BEGIN
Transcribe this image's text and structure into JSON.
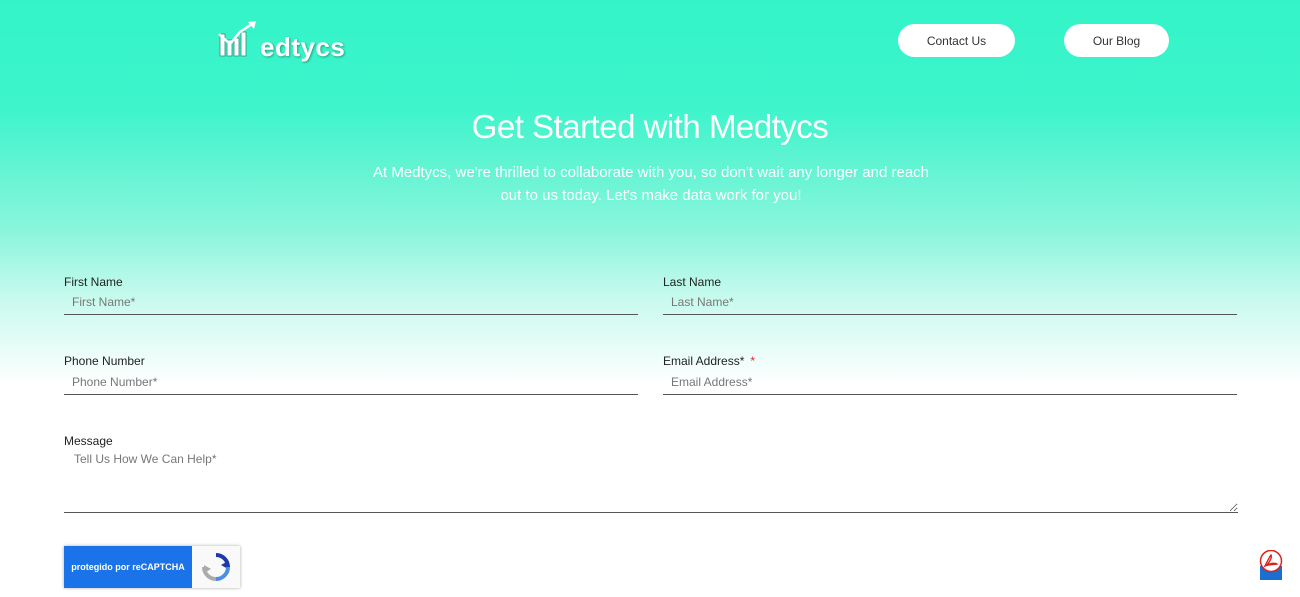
{
  "header": {
    "logo_text": "edtycs",
    "nav": {
      "contact_label": "Contact Us",
      "blog_label": "Our Blog"
    }
  },
  "hero": {
    "title": "Get Started with Medtycs",
    "subtitle": "At Medtycs, we're thrilled to collaborate with you, so don't wait any longer and reach out to us today. Let's make data work for you!"
  },
  "form": {
    "first_name": {
      "label": "First Name",
      "placeholder": "First Name*",
      "value": ""
    },
    "last_name": {
      "label": "Last Name",
      "placeholder": "Last Name*",
      "value": ""
    },
    "phone": {
      "label": "Phone Number",
      "placeholder": "Phone Number*",
      "value": ""
    },
    "email": {
      "label": "Email Address*",
      "required_mark": "*",
      "placeholder": "Email Address*",
      "value": ""
    },
    "message": {
      "label": "Message",
      "placeholder": "Tell Us How We Can Help*",
      "value": ""
    }
  },
  "recaptcha": {
    "label": "protegido por reCAPTCHA",
    "icon": "recaptcha-icon"
  },
  "widgets": {
    "pdf_icon": "pdf-icon"
  },
  "colors": {
    "accent_gradient_top": "#33f4c8",
    "recaptcha_blue": "#1a73e8",
    "required_red": "#e02424",
    "pdf_red": "#d9241c"
  }
}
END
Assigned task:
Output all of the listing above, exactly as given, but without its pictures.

Response area:
Transcribe this image's text and structure into JSON.
{
  "header": {
    "logo_text": "edtycs",
    "nav": {
      "contact_label": "Contact Us",
      "blog_label": "Our Blog"
    }
  },
  "hero": {
    "title": "Get Started with Medtycs",
    "subtitle": "At Medtycs, we're thrilled to collaborate with you, so don't wait any longer and reach out to us today. Let's make data work for you!"
  },
  "form": {
    "first_name": {
      "label": "First Name",
      "placeholder": "First Name*",
      "value": ""
    },
    "last_name": {
      "label": "Last Name",
      "placeholder": "Last Name*",
      "value": ""
    },
    "phone": {
      "label": "Phone Number",
      "placeholder": "Phone Number*",
      "value": ""
    },
    "email": {
      "label": "Email Address*",
      "required_mark": "*",
      "placeholder": "Email Address*",
      "value": ""
    },
    "message": {
      "label": "Message",
      "placeholder": "Tell Us How We Can Help*",
      "value": ""
    }
  },
  "recaptcha": {
    "label": "protegido por reCAPTCHA",
    "icon": "recaptcha-icon"
  },
  "widgets": {
    "pdf_icon": "pdf-icon"
  },
  "colors": {
    "accent_gradient_top": "#33f4c8",
    "recaptcha_blue": "#1a73e8",
    "required_red": "#e02424",
    "pdf_red": "#d9241c"
  }
}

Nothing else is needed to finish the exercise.